Unless you’ve been living under the Starship Enterprise, you’ve seen the laundry list of new laws recently passed by the California legislature, which went into effect this year. If you do business in the Golden State, you need a clear and concise understanding of what these new laws mean to your business. To assist, we’re rolling out a series of blog posts to spotlight some of the most far-reaching and significant California legislation to date.
Today, our focus is on #MeToo-inspired legislation, as we examine California’s newest sexual harassment laws and how they affect your business.
New Jersey appears to be the next state to ban non-disclosure clauses in employment contracts or settlement agreements. On January 31, 2019, Senate Bill 121 passed the New Jersey Assembly by a 68-4-4 vote and the Senate in a 36-0 vote, sending the bill to Governor Phil Murphy’s desk.
Not Just About Non-Disclosure. The bill was introduced early last year in response to the #MeToo movement and deems unenforceable and against public policy any employment contract provision that either waives substantive or procedural rights or remedies relating to claims of discrimination, retaliation, or harassment, or has “the purpose or effect of concealing the details” of such any such claim. In effect, the bill prohibits forced arbitration of discrimination, retaliation, or harassment claims—of course, that includes sexual harassment claims. Similarly, the bill prohibits confidentiality or non-disclosure provisions from being included in employment contracts or settlement agreements involving those same types of claims. The bill does not prohibit employers from including noncompetition provisions in employment agreements, or from prohibiting the disclosure of proprietary information, which includes non-public trade secrets, business plan, and customer information. Continue reading “Garden State Says #MeToo: Bill Barring Non-Disclosure Clauses Passes in Both Chambers”
Maryland’s legislature recently passed Senate Bill 1010 in an effort to provide victims of sexual harassment additional workplace protections. The Bill awaits the governor’s signature.
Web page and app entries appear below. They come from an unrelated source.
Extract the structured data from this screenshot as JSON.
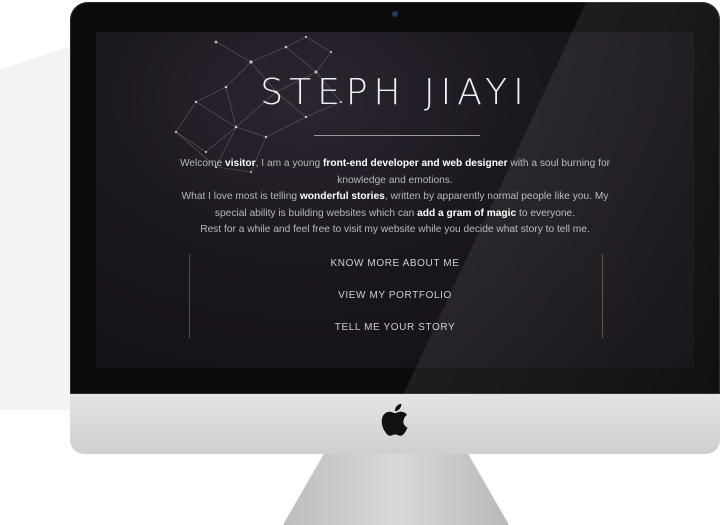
{
  "site": {
    "title": "STEPH JIAYI",
    "intro": {
      "line1_a": "Welcome ",
      "line1_visitor": "visitor",
      "line1_b": ", I am a young ",
      "line1_role": "front-end developer and web designer",
      "line1_c": " with a soul burning for knowledge and emotions.",
      "line2_a": "What I love most is telling ",
      "line2_stories": "wonderful stories",
      "line2_b": ", written by apparently normal people like you. My special ability is building websites which can ",
      "line2_magic": "add a gram of magic",
      "line2_c": " to everyone.",
      "line3": "Rest for a while and feel free to visit my website while you decide what story to tell me."
    },
    "nav": [
      {
        "label": "KNOW MORE ABOUT ME"
      },
      {
        "label": "VIEW MY PORTFOLIO"
      },
      {
        "label": "TELL ME YOUR STORY"
      }
    ]
  },
  "icons": {
    "logo": "apple-logo-icon",
    "camera": "webcam-icon"
  },
  "colors": {
    "screen_bg": "#1a161d",
    "bezel": "#0c0c0d",
    "chin": "#d8d8d8",
    "accent_line": "#5a4a45"
  }
}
Set to be effective October 1, 2018, and titled “Disclosing Sexual Harassment in the Workplace Act of 2018” (the “Act”), the Act voids any provision in an employment contract, policy, or agreement that waives substantive or procedural rights or remedies relating to a sexual harassment claim that accrues in the future, or to a retaliation claim for reporting or asserting a right or remedy based on sexual harassment (unless prohibited by federal law). Any employer who enforces, or attempts to enforce, such a provision will be liable for the employee’s attorney’s fees and costs. The Act will apply to any employment contract, policy, or agreement executed, “implicitly or explicitly extended,” or renewed on or after the effective date; so, it seems to cover policies and agreements implemented prior to October 1, 2018 that continue in place after that date. Continue reading “New Maryland #MeToo Bill Sets Up Public Shaming and Restrictions”